Several sources of rust resistance were summarised by Rashid and Bernier (1984), Bond et al. (1994), Sillero et al. (2010), Adhikari et al. (2016) and Ijaz and Adhikari (2016), but none of them reported the existence of an immune infection type. However, hypersensitive type of rust resistance response, where cell death occurs late during disease progression to reduce individual infection type has also been reported in faba bean (Avila et al. 2003; Sillero et al. 2000). The race specificity of rust resistance was noticed when 64 out of 65 reported resistant lines (Rashid and Bernier 1986) were found susceptible at ICARDA (Bond et al. 1994). Various genetic studies revealed monogenic inheritance of resistance (Adhikari et al. 2016; Conner and Bernier 1982a). In another study, the possible existence of epistatic gene action (Ijaz and Adhikari 2016) was also noticed. Despite the characterisation of single genes in various genotypes, no attempt has been made to assemble a set of differentials for the characterisation of variation in the pathogen population.

The dawn of molecular breeding with the invent of next generation sequencing technologies (NGS) has enabled to pick genetic regions controlling desirable traits to develop molecular markers that allow fast tracking of desirable traits within segregating populations without any field or glasshouse screening (Morozova and Marra 2008). The manipulation of NGS platforms for tracking rust resistance in faba bean remained far behind because of the unavailability of practical molecular markers to breeders. The only reference of developing molecular markers existed in literature was from Avila et al. (2003), who reported Random Amplified Polymorphic DNA (RAPD) markers linked with rust resistance gene Uvf-1 in faba bean line 2N-52 in Spain. The utility of these markers in applied plant breeding has never been reported, presumably their low throughput nature.
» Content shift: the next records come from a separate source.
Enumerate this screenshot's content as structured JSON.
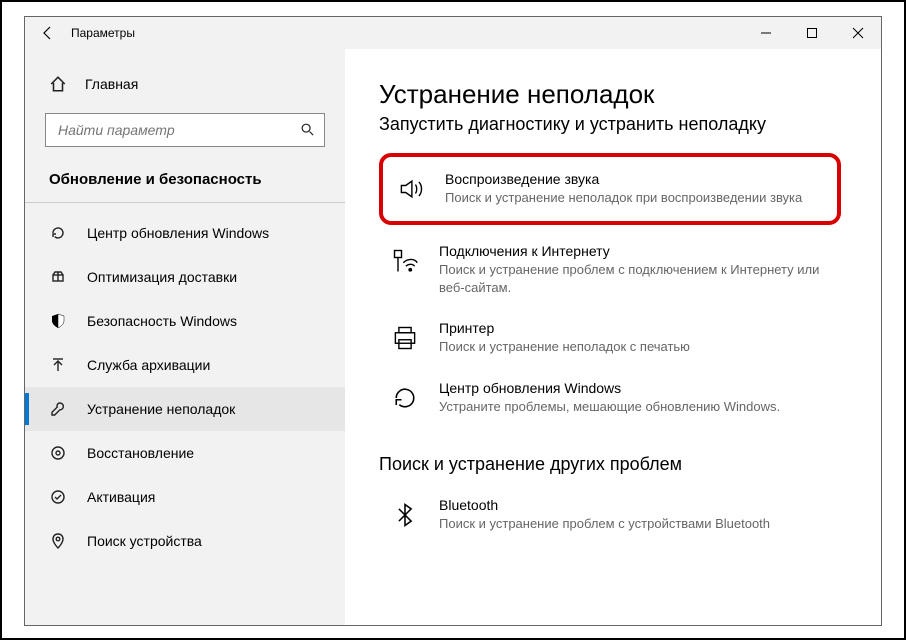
{
  "window": {
    "title": "Параметры"
  },
  "sidebar": {
    "home_label": "Главная",
    "search_placeholder": "Найти параметр",
    "section_heading": "Обновление и безопасность",
    "items": [
      {
        "label": "Центр обновления Windows",
        "icon": "refresh"
      },
      {
        "label": "Оптимизация доставки",
        "icon": "delivery"
      },
      {
        "label": "Безопасность Windows",
        "icon": "shield"
      },
      {
        "label": "Служба архивации",
        "icon": "backup"
      },
      {
        "label": "Устранение неполадок",
        "icon": "wrench",
        "selected": true
      },
      {
        "label": "Восстановление",
        "icon": "recovery"
      },
      {
        "label": "Активация",
        "icon": "activation"
      },
      {
        "label": "Поиск устройства",
        "icon": "find-device"
      }
    ]
  },
  "content": {
    "title": "Устранение неполадок",
    "subtitle": "Запустить диагностику и устранить неполадку",
    "section2_title": "Поиск и устранение других проблем",
    "items": [
      {
        "name": "Воспроизведение звука",
        "desc": "Поиск и устранение неполадок при воспроизведении звука",
        "icon": "speaker",
        "highlighted": true
      },
      {
        "name": "Подключения к Интернету",
        "desc": "Поиск и устранение проблем с подключением к Интернету или веб-сайтам.",
        "icon": "wifi"
      },
      {
        "name": "Принтер",
        "desc": "Поиск и устранение неполадок с печатью",
        "icon": "printer"
      },
      {
        "name": "Центр обновления Windows",
        "desc": "Устраните проблемы, мешающие обновлению Windows.",
        "icon": "refresh"
      }
    ],
    "items2": [
      {
        "name": "Bluetooth",
        "desc": "Поиск и устранение проблем с устройствами Bluetooth",
        "icon": "bluetooth"
      }
    ]
  }
}
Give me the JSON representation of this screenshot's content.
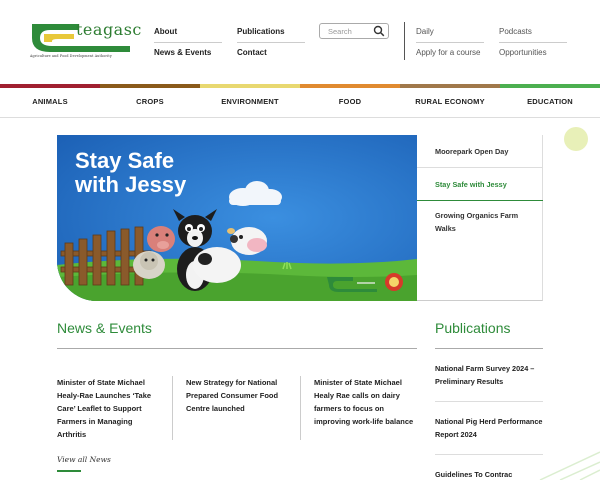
{
  "header": {
    "logo_word": "teagasc",
    "logo_subtitle": "Agriculture and Food Development Authority",
    "links_col1": [
      "About",
      "News & Events"
    ],
    "links_col2": [
      "Publications",
      "Contact"
    ],
    "search_placeholder": "Search",
    "links_col3": [
      "Daily",
      "Apply for a course"
    ],
    "links_col4": [
      "Podcasts",
      "Opportunities"
    ]
  },
  "nav": {
    "items": [
      {
        "label": "ANIMALS",
        "color": "#a02030"
      },
      {
        "label": "CROPS",
        "color": "#8a5a1a"
      },
      {
        "label": "ENVIRONMENT",
        "color": "#e8d870"
      },
      {
        "label": "FOOD",
        "color": "#e08a30"
      },
      {
        "label": "RURAL ECONOMY",
        "color": "#a0784a"
      },
      {
        "label": "EDUCATION",
        "color": "#4caf50"
      }
    ]
  },
  "hero": {
    "title": "Stay Safe with Jessy",
    "side_items": [
      {
        "label": "Moorepark Open Day",
        "active": false
      },
      {
        "label": "Stay Safe with Jessy",
        "active": true
      },
      {
        "label": "Growing Organics Farm Walks",
        "active": false
      }
    ]
  },
  "news": {
    "title": "News & Events",
    "items": [
      "Minister of State Michael Healy-Rae Launches ‘Take Care’ Leaflet to Support Farmers in Managing Arthritis",
      "New Strategy for National Prepared Consumer Food Centre launched",
      "Minister of State Michael Healy Rae calls on dairy farmers to focus on improving work-life balance"
    ],
    "view_all": "View all News"
  },
  "publications": {
    "title": "Publications",
    "items": [
      "National Farm Survey 2024 – Preliminary Results",
      "National Pig Herd Performance Report 2024",
      "Guidelines To Contrac"
    ]
  },
  "colors": {
    "brand_green": "#2e8b3a",
    "hero_blue": "#1f6fc5"
  }
}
After more than a decade, using 1536 Illumina ® Infinium assay two major quantitative trait loci (QTLs) were identified by Sudhesh et al. (2016) on chromosome III and V that controlled rust resistance in an old cultivar selection Doza#12034 and an exotic accession Ac1655 in Australia, respectively. Although the information about genomic regions controlling rust resistance is available, it cannot be used in marker-assisted practical breeding unless converted into Polymerase Chain Reaction (PCR) based marker systems such as Simple Sequence Repeats (SSR) or Kompetitive Allele Specific PCR (KASP).

Taking into consideration, the importance of diversity in host resistance, pathogen variation, development of molecular markers linked with rust resistance gene(s) and host range of U. viciae-fabae, the present investigations were planned to:

1.      The understanding diversity of resistance in host Vicia faba and virulence in Uromyces viciae-fabae.

2.      Molecular mapping and development of markers for rust resistance in faba bean.

3.      Microscopic examination of Uromyces viciae-fabae developmental biology in related grain legumes.